◆ What to produce
Which of the lines below hold the word "dataType"? Pull each of them out.

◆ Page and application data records

=======

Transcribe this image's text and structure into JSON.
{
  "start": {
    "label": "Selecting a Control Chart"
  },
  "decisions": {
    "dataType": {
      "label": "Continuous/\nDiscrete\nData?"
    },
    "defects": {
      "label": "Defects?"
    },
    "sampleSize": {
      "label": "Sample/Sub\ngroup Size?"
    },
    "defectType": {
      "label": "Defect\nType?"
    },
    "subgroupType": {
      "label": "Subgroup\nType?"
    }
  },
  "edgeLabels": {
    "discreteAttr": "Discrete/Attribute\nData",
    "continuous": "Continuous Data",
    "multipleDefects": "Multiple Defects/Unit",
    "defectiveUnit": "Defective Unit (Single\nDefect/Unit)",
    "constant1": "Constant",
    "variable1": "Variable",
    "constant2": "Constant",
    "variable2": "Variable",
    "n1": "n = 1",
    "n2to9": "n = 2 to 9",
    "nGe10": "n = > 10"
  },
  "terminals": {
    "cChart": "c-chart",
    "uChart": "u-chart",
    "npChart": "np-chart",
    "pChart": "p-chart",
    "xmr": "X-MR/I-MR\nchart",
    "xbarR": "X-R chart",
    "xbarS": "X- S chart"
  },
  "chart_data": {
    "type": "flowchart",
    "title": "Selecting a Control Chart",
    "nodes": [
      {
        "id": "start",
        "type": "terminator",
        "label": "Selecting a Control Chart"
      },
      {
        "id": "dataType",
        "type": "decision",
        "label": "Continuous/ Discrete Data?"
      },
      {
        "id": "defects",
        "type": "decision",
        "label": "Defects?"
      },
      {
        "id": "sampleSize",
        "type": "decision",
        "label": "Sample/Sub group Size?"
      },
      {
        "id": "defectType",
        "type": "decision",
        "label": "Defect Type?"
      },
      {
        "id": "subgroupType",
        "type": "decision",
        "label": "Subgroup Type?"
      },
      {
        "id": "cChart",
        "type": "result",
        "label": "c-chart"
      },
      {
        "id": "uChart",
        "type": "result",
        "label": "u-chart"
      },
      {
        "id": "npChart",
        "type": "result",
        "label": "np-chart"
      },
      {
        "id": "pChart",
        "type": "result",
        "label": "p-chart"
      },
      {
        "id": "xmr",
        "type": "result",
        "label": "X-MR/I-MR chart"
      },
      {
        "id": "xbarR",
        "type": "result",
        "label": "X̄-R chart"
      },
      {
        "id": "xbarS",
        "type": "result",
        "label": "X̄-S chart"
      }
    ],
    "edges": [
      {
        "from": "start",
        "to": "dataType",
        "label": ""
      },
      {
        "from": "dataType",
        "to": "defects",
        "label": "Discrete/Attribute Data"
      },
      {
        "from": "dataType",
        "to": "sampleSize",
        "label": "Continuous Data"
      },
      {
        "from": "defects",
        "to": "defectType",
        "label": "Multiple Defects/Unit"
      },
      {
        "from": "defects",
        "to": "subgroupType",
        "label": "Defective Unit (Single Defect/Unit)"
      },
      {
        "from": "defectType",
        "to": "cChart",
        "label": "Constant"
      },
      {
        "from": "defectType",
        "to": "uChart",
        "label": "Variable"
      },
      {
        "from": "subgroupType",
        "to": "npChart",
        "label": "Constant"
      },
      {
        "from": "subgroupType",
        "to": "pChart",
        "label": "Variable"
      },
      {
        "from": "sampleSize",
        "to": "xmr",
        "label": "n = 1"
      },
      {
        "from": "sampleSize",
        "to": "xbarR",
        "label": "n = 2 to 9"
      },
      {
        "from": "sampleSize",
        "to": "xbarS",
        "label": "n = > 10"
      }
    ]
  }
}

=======

◆ Task result
    "dataType": {
        "id": "dataType",
        "to": "dataType",
        "from": "dataType",
        "from": "dataType",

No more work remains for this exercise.